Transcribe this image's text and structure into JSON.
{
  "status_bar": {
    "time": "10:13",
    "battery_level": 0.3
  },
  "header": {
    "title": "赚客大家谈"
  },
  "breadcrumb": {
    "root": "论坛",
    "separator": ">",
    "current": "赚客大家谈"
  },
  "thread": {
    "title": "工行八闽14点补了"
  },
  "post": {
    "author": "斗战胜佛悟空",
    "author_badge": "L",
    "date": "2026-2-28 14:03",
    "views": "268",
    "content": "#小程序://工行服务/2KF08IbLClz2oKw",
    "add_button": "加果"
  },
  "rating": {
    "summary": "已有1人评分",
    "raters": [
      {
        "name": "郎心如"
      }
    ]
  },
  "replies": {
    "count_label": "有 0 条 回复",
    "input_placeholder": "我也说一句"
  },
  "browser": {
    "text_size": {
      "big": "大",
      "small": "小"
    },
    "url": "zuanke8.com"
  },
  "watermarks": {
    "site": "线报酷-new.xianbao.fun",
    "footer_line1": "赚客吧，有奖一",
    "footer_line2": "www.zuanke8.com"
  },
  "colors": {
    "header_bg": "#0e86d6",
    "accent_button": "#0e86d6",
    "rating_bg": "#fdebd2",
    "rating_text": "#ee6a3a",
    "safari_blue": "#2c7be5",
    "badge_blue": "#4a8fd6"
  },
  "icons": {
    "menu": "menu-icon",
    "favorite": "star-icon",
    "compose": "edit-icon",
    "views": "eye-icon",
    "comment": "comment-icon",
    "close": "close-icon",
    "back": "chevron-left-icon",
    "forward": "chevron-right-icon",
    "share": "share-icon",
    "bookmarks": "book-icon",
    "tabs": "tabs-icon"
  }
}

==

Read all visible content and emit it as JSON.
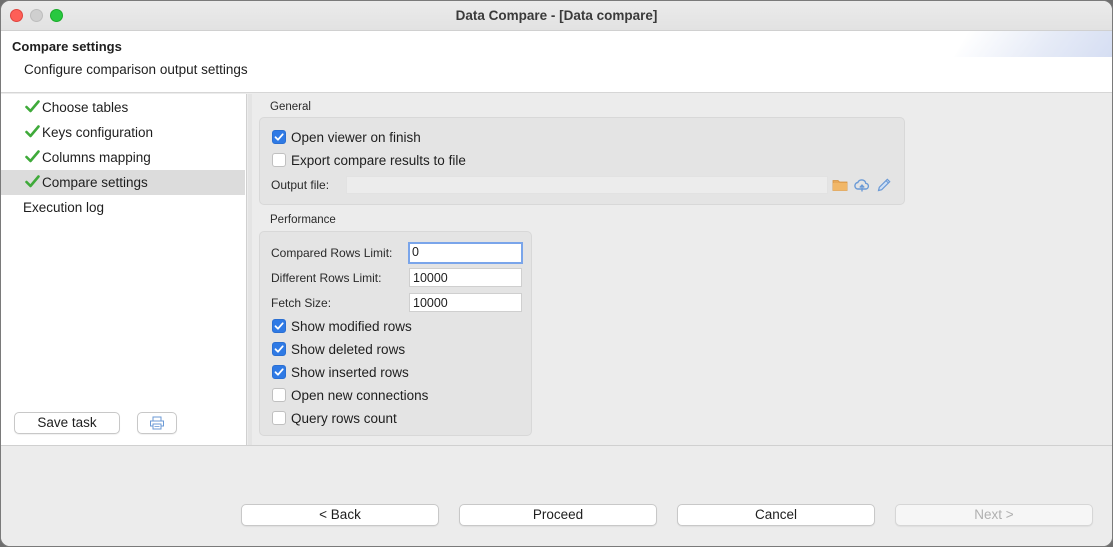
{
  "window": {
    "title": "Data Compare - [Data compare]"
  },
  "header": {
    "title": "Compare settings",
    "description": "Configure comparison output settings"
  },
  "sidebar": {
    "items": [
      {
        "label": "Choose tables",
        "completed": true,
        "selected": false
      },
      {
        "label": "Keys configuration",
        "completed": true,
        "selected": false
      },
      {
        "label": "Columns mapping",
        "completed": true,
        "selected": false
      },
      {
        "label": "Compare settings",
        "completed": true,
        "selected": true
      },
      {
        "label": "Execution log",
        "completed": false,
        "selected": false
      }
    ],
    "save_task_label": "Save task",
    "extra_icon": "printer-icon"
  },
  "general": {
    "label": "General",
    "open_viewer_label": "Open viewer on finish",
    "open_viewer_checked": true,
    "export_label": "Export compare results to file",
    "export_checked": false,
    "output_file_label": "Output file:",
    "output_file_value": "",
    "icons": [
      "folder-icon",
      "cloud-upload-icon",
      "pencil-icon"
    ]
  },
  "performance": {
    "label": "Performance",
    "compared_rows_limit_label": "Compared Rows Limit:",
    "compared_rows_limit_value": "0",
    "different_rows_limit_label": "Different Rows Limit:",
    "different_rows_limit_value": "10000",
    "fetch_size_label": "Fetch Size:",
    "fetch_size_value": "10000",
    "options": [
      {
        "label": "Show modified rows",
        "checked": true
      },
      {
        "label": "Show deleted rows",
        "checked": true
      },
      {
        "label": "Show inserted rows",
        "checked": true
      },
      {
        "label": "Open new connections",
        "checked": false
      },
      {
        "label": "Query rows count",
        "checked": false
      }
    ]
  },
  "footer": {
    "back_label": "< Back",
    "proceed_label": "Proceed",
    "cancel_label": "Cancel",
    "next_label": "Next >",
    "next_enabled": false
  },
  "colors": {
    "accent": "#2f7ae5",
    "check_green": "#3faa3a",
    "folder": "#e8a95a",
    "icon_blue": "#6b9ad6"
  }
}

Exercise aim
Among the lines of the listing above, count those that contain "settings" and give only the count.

Response to the exercise
3